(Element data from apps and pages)
★ ★ ★ ★

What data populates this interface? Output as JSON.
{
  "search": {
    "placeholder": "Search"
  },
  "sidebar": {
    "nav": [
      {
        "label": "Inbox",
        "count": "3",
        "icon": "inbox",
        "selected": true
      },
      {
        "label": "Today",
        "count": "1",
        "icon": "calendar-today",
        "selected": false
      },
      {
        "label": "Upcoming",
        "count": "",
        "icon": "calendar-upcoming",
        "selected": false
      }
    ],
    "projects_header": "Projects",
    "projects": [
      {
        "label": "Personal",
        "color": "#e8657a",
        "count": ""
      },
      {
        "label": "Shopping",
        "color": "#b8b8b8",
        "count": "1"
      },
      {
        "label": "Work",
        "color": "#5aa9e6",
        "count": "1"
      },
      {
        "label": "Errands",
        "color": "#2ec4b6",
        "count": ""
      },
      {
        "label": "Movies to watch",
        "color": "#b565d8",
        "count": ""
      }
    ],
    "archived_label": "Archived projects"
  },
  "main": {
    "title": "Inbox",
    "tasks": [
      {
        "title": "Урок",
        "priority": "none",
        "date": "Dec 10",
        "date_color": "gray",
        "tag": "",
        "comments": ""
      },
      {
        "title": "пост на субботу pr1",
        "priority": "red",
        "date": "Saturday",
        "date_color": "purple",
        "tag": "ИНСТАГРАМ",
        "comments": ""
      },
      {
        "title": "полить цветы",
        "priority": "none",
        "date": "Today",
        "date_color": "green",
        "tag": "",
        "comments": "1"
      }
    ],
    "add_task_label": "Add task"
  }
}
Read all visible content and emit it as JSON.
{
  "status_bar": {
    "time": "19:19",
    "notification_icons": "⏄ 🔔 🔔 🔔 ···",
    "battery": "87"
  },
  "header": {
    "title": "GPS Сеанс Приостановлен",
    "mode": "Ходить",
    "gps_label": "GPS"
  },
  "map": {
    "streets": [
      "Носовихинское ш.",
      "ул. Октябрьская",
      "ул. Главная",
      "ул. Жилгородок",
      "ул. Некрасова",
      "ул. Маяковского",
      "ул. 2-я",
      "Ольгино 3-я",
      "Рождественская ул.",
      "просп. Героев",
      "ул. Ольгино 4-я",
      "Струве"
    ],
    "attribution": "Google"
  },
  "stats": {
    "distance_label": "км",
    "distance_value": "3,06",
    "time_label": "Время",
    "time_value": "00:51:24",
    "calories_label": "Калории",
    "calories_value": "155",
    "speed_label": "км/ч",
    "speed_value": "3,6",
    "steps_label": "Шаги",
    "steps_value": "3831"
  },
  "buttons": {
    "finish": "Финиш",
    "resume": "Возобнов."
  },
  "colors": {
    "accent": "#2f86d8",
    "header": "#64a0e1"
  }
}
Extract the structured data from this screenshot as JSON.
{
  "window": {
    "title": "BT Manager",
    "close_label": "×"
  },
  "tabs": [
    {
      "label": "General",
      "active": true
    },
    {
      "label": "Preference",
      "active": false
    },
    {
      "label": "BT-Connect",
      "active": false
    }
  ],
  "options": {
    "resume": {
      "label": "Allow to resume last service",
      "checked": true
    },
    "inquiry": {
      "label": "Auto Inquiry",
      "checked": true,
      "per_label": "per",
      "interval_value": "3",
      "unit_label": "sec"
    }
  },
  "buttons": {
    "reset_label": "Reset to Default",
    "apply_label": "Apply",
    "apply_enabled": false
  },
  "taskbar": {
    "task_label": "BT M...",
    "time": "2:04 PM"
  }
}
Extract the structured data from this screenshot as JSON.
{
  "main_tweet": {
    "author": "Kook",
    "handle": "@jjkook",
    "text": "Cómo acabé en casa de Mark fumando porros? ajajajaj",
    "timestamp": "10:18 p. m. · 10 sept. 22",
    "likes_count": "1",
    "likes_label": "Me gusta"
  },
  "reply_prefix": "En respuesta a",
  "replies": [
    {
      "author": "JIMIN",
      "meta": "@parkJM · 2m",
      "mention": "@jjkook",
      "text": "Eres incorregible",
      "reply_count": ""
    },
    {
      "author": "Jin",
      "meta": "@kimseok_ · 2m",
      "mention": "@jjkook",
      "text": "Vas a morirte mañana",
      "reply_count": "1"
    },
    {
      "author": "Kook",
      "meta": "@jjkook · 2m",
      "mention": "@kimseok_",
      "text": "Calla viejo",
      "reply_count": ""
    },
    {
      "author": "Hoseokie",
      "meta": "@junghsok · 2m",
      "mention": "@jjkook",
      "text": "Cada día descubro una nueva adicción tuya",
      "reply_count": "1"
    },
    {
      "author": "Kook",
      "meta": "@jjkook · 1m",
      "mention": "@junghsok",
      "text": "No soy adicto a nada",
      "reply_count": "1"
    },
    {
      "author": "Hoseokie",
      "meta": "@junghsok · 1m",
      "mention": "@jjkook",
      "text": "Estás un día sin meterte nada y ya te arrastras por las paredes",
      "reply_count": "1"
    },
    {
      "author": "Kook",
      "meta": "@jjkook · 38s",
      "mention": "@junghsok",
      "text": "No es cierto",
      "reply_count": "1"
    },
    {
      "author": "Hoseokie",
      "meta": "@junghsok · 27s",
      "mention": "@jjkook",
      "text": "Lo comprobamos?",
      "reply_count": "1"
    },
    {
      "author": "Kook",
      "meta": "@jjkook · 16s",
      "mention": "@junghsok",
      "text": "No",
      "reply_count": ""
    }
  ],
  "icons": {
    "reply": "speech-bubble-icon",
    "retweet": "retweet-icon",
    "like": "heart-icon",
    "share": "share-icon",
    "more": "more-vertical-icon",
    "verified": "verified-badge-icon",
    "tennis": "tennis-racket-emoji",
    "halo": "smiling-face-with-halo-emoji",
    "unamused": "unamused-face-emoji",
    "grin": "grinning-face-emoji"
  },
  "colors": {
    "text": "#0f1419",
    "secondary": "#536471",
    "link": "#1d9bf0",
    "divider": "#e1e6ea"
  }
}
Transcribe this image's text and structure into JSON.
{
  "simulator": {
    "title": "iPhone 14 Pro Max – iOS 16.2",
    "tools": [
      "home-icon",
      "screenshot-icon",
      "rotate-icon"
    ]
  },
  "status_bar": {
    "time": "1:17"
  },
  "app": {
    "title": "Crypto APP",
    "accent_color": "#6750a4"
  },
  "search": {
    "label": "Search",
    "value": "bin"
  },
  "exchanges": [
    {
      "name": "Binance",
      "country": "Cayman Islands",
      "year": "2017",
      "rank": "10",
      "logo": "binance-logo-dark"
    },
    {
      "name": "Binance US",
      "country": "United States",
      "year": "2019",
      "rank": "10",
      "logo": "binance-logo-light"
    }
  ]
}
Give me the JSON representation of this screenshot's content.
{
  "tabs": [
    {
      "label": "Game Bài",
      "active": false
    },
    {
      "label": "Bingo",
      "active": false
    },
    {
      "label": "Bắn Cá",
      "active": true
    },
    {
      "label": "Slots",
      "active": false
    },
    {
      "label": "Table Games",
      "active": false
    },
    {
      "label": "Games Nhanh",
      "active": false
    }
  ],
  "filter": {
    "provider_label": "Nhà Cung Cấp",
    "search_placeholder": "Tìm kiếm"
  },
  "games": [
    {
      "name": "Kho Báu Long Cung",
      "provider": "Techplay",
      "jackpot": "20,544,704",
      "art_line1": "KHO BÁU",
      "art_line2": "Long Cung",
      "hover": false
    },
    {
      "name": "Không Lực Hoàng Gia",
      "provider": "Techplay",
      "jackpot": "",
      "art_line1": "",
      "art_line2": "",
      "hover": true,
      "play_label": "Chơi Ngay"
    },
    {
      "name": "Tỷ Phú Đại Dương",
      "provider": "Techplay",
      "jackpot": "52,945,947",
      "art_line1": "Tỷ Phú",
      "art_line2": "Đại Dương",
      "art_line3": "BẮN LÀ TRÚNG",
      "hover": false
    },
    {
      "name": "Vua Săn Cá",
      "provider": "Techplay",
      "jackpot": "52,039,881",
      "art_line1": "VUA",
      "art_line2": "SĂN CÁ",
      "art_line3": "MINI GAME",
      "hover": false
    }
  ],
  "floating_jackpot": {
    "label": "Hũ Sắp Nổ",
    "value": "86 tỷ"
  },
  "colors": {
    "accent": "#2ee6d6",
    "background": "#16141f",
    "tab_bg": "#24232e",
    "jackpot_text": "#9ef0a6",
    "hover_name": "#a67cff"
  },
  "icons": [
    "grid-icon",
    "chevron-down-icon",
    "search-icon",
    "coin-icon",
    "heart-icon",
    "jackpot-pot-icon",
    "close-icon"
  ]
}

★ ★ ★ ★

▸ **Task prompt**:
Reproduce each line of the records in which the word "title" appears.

▸ **Solved exercise**:
    "title": "Inbox",
        "title": "Урок",
        "title": "пост на субботу pr1",
        "title": "полить цветы",
    "title": "GPS Сеанс Приостановлен",
    "title": "BT Manager",
    "title": "iPhone 14 Pro Max – iOS 16.2",
    "title": "Crypto APP",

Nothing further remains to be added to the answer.